On March 18, 1970, New York postal workers went on strike against the U.S. government over wages and working conditions- at that time, the postal service in this country was a cabinet level department known as the Post Office. While the strike gained support nationwide, the workers didn’t win any immediate concessions, it did lead to the forming of unions and an eventual negotiation with the government over contracts.
Later the same year, President Nixon signed the Postal Reorganization Act, which disbanded the Post Office and created an independent entity, the United States Postal Service, which took effect in July of 1971. This made the Postal Service a government-run corporation instead of an actual government department. This also meant it was self-supporting, with no public money to help support it.
Then came the Reagan years, and like so many other things we’ve discussed recently, they didn’t bode well for the Postal Service. His administration’s report from 1988, Privatization: Toward More Effective Government, recommended that the Postal Service more actively pursue contracting out opportunities in all of its functions. At the same time, the Postal Service released the USPS Procurement Manual, which made it easier for management to outsource without worrying about “full and open competition.”
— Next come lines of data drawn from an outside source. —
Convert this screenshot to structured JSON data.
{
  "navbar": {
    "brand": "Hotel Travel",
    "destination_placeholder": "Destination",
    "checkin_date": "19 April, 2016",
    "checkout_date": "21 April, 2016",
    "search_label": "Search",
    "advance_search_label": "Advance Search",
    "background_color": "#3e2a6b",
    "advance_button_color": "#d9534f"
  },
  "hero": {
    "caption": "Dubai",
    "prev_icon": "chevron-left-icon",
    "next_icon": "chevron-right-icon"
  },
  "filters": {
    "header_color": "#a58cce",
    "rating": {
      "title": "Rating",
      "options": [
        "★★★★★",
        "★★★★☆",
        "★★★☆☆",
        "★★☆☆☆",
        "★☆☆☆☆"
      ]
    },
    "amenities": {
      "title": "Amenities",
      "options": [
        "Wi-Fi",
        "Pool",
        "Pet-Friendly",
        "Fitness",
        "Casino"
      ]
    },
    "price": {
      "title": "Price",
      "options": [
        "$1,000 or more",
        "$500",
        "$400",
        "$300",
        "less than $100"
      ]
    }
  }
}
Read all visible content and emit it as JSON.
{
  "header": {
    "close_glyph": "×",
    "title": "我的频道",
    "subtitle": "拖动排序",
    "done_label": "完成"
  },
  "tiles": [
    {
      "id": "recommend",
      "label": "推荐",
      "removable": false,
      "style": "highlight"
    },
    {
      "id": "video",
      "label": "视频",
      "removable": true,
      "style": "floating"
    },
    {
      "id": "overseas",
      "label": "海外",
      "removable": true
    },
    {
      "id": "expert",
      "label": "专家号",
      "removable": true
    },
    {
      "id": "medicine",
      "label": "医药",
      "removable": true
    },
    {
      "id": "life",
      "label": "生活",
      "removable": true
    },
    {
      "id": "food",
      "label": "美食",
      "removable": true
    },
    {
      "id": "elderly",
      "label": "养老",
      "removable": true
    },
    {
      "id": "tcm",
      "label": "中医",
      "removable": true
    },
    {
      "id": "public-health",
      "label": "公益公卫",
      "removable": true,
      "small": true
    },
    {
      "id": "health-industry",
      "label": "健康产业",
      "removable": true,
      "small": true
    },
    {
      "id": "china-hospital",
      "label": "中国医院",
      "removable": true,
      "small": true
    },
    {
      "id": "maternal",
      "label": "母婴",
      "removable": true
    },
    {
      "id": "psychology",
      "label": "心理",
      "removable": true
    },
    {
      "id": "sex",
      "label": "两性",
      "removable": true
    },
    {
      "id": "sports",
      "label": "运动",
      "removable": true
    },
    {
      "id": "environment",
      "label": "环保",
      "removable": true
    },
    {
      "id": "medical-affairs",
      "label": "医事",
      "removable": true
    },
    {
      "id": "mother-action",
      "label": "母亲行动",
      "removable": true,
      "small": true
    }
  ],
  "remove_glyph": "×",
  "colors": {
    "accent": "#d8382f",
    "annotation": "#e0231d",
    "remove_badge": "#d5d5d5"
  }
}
The Postal Service had $12 billion in outside contracts in 2010, with the largest being FedEx (those FedEx boxes outside the post office? Yep- that was part of the outsourcing due to the new procurement manual). And, because it’s outsourced so many of its functions, the quality of the service has suffered; the classic “too many cooks” syndrome.Then, the icing on the cake. In 2006, Congress passed the Postal Accountability and Enhancement Act of 2006. This law requires the Postal Service to prefund parts of their employee pension fund for seventy five years into the future; something that neither any government entity or privately held corporation needs to do. This, of course, has led to budget shortfalls and the Postal Service losing money. The proposed solution? In 2011, the Postmaster General stated that the Postal Service will close half of its 32,000 post offices over the next few years, selling off the old buildings. He also proposed stopping Saturday mail delivery as a necessary cost reduction.
But, you might ask, why all this focus on the Postal Service. The answer’s simple- the Postal Workers Union. The Postal Service is the third largest employer in the nation after the Federal government and WalMart, and it’s the largest unionized employer. Breaking the union’s always been the main goal behind all this focus.
Which brings us to now. Earlier this year, Staples and the USPS announced a deal, where postal service offices would be placed in selected Staples locations, and if successful, would spread to more locations. The catch? The locations would be staffed by Staples employees, and not Postal Service employees. For obvious reasons, this doesn’t sit well with the union.
Occupy World Writes stands in solidarity with the American Postal Workers Union. We call on Staples to respect the union and its members, and we call on Congress to stop imposing the undue and unique hardship that the pension funding requirements places on the USPS. We categorically reject any further moves towards privatization of the Postal Service. The postal service in this country was once a model for the whole world; its duties are even defined in the Constitution. But these days, we and Somalia are the only countries where the postal system isn’t underwritten by the government; the Founding Fathers would be screaming bloody murder over what we’ve done to it.
We can do better than this…